A research team studying the positive effects of daily gratitude says it can change people’s lives—but it takes mental toughness and discipline.
The payoff, however, can be significant.
Compared with those who dwell on daily hassles, people who take time instead to record their reasons for giving thanks exercise more regularly, complain of fewer illness symptoms, and feel better about their lives overall. They also feel more loving, forgiving, joyful, enthusiastic, and optimistic about their futures, while their family and friends report that they seem happier and are more pleasant to be around.
“Gratitude is literally one of the few things that can measurably change people’s lives,” Robert Emmons writes in his book Thanks! How the New Science of Gratitude Can Make You Happier. The book outlines 10 strategies for cultivating a feeling of thanksgiving throughout the year.
Emmons, a psychology professor at the University of California, Davis, and Michael McCullough, a psychology professor at the University of Miami, are gathering a large body of novel scientific data on the nature of gratitude, its causes, and its potential consequences for human health and well-being.
“Scientists are latecomers to the concept of gratitude,” Emmons says. “Religions and philosophies have long embraced gratitude as an indispensable manifestation of virtue, and an integral component of health, wholeness, and well-being.”
Gratitude was unexplored terrain for psychologists when Emmons began studying it in 1998. His first research subjects were students in his health psychology class at UC Davis.
Then, the professor assigned some students to write down five things they were thankful for each day and others to record five complaints.

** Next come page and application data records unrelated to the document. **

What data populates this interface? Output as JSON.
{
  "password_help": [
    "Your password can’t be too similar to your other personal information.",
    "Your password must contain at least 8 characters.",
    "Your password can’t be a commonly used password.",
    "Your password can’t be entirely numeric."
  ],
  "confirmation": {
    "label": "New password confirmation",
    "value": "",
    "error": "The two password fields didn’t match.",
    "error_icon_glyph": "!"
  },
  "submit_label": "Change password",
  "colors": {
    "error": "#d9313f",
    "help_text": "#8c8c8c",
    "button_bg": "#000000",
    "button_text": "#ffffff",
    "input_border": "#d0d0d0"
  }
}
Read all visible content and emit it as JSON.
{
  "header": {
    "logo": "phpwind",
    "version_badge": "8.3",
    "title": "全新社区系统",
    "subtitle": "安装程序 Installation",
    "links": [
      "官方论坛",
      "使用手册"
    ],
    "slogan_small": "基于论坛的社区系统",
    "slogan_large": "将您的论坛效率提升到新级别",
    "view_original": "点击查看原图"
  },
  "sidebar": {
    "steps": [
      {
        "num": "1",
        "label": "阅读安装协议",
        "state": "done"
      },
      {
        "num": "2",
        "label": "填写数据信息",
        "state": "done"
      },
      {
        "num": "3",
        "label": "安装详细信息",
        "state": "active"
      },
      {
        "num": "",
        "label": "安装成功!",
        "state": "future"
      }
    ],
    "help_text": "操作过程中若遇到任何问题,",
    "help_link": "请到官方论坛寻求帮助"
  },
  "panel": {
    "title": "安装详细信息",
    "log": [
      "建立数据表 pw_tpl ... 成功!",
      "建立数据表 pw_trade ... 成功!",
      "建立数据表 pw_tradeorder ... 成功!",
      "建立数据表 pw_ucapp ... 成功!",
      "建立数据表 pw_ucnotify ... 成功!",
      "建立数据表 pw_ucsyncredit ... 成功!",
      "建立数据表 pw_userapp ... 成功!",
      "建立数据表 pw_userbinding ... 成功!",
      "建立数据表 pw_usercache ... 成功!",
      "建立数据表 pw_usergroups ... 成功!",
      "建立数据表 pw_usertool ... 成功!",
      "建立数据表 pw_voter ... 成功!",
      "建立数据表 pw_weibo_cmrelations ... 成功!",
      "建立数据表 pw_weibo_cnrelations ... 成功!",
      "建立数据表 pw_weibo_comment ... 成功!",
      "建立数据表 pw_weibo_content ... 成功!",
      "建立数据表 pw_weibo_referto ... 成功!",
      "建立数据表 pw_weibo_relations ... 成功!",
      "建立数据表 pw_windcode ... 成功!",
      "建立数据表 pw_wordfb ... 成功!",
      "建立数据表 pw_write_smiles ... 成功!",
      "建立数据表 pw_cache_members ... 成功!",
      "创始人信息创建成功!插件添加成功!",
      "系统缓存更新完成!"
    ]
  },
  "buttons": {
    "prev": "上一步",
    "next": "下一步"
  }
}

Three weeks later, the grateful students reported measurable improvements in psychological, physical and social well-being compared with their complaining classmates.
Since then, Emmons has conducted variations of the experiment in dozens of other study populations, including organ transplant recipients, adults with chronic neuromuscular disease, and healthy fifth-graders.
“We always find the same thing,” he says. “People who keep gratitude journals improve their quality of life.”
Emmons says his 10 strategies can help anyone cultivate a more grateful approach to life. But he warns that the exercises are not for the “intellectually lethargic.” And he stresses that gratitude is incompatible with feelings of victimhood or entitlement, or with the inability to recognize one’s shortcomings or to admit one is not self-sufficient.
“Far from being a warm, fuzzy sentiment, gratitude is morally and intellectually demanding,” he says. “It requires contemplation, reflection, and discipline. It can be hard and painful work.”
Here are Emmons’ evidence-based prescriptions for becoming more grateful:
- Keep a gratitude journal. Write down and record what you are grateful for, and then when you need to reaffirm your good lot in life, look back on the journal.
- Remember the bad. If you do not remind yourself of what it was like to be sick, unemployed, or heartbroken, you will be less likely to appreciate health, your job, or your relationship.
- Ask yourself three questions every evening. Fill in the blanks with the name of a person (or persons) in your life. What have I received from ___? What have I given to ___? What troubles and difficulty have I caused ___?
- Learn prayers of gratitude. One Emmons suggests in his book from the Buddhist teacher Thich Nhat Hanh: Waking up this morning, I see the blue sky. I join my hands in thanks; for the many wonders of life; for having 24 brand-new hours before me.
- Appreciate your senses. One approach: Practice breathing exercises.
- Use visual reminders. For example, Emmons has a refrigerator magnet in his home bearing this quote from Eleanor Roosevelt: “Yesterday is history, tomorrow is mystery … today is a gift.”
- Make a vow to practice gratitude. “Swearing a vow to perform a behavior actually does increase the likelihood that the action will be executed,” the psychologist notes.
- Watch your language: It influences how you think about the world.
- Go through the motions. Research shows that emotions can follow behavior.
- Be creative. Look for new situations and opportunities in which to feel grateful, especially when things are not going well.
Though he practices these techniques, Emmons acknowledges that maintaining an attitude of thanksgiving is hard work even for him.
“Most psychologists study what they’re bad at,” he says.
However, his long study of the subject has convinced him that Cicero had it right centuries ago. The Roman philosopher ranked gratitude as the chief virtue, parent of all the others.
The work is supported by the John Templeton Foundation.
Source: UC Davis